> _PROVIDED ENTRIES_
=== Begin Enclosure ===

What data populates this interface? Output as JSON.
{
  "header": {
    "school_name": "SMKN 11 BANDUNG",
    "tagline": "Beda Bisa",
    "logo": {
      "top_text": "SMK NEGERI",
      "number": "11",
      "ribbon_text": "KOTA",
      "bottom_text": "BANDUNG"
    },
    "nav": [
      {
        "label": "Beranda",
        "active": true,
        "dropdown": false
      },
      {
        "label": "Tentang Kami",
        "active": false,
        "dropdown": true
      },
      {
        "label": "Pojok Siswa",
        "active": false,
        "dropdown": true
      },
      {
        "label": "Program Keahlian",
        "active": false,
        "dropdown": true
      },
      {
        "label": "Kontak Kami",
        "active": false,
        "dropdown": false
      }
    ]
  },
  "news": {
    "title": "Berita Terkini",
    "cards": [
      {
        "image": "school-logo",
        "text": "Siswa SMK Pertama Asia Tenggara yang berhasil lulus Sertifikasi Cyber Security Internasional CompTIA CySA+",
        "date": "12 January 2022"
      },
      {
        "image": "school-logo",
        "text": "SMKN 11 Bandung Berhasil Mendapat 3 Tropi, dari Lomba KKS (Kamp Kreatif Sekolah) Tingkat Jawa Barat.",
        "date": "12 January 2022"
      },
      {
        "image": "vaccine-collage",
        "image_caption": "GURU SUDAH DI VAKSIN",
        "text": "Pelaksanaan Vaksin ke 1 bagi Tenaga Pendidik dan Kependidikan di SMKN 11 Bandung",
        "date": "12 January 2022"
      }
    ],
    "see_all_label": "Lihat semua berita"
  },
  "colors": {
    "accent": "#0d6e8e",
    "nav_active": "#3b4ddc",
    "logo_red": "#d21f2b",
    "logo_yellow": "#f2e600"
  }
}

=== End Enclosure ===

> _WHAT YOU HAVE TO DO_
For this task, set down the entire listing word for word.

> _SOLUTION TO THE EXERCISE_
What data populates this interface? Output as JSON.
{
  "header": {
    "school_name": "SMKN 11 BANDUNG",
    "tagline": "Beda Bisa",
    "logo": {
      "top_text": "SMK NEGERI",
      "number": "11",
      "ribbon_text": "KOTA",
      "bottom_text": "BANDUNG"
    },
    "nav": [
      {
        "label": "Beranda",
        "active": true,
        "dropdown": false
      },
      {
        "label": "Tentang Kami",
        "active": false,
        "dropdown": true
      },
      {
        "label": "Pojok Siswa",
        "active": false,
        "dropdown": true
      },
      {
        "label": "Program Keahlian",
        "active": false,
        "dropdown": true
      },
      {
        "label": "Kontak Kami",
        "active": false,
        "dropdown": false
      }
    ]
  },
  "news": {
    "title": "Berita Terkini",
    "cards": [
      {
        "image": "school-logo",
        "text": "Siswa SMK Pertama Asia Tenggara yang berhasil lulus Sertifikasi Cyber Security Internasional CompTIA CySA+",
        "date": "12 January 2022"
      },
      {
        "image": "school-logo",
        "text": "SMKN 11 Bandung Berhasil Mendapat 3 Tropi, dari Lomba KKS (Kamp Kreatif Sekolah) Tingkat Jawa Barat.",
        "date": "12 January 2022"
      },
      {
        "image": "vaccine-collage",
        "image_caption": "GURU SUDAH DI VAKSIN",
        "text": "Pelaksanaan Vaksin ke 1 bagi Tenaga Pendidik dan Kependidikan di SMKN 11 Bandung",
        "date": "12 January 2022"
      }
    ],
    "see_all_label": "Lihat semua berita"
  },
  "colors": {
    "accent": "#0d6e8e",
    "nav_active": "#3b4ddc",
    "logo_red": "#d21f2b",
    "logo_yellow": "#f2e600"
  }
}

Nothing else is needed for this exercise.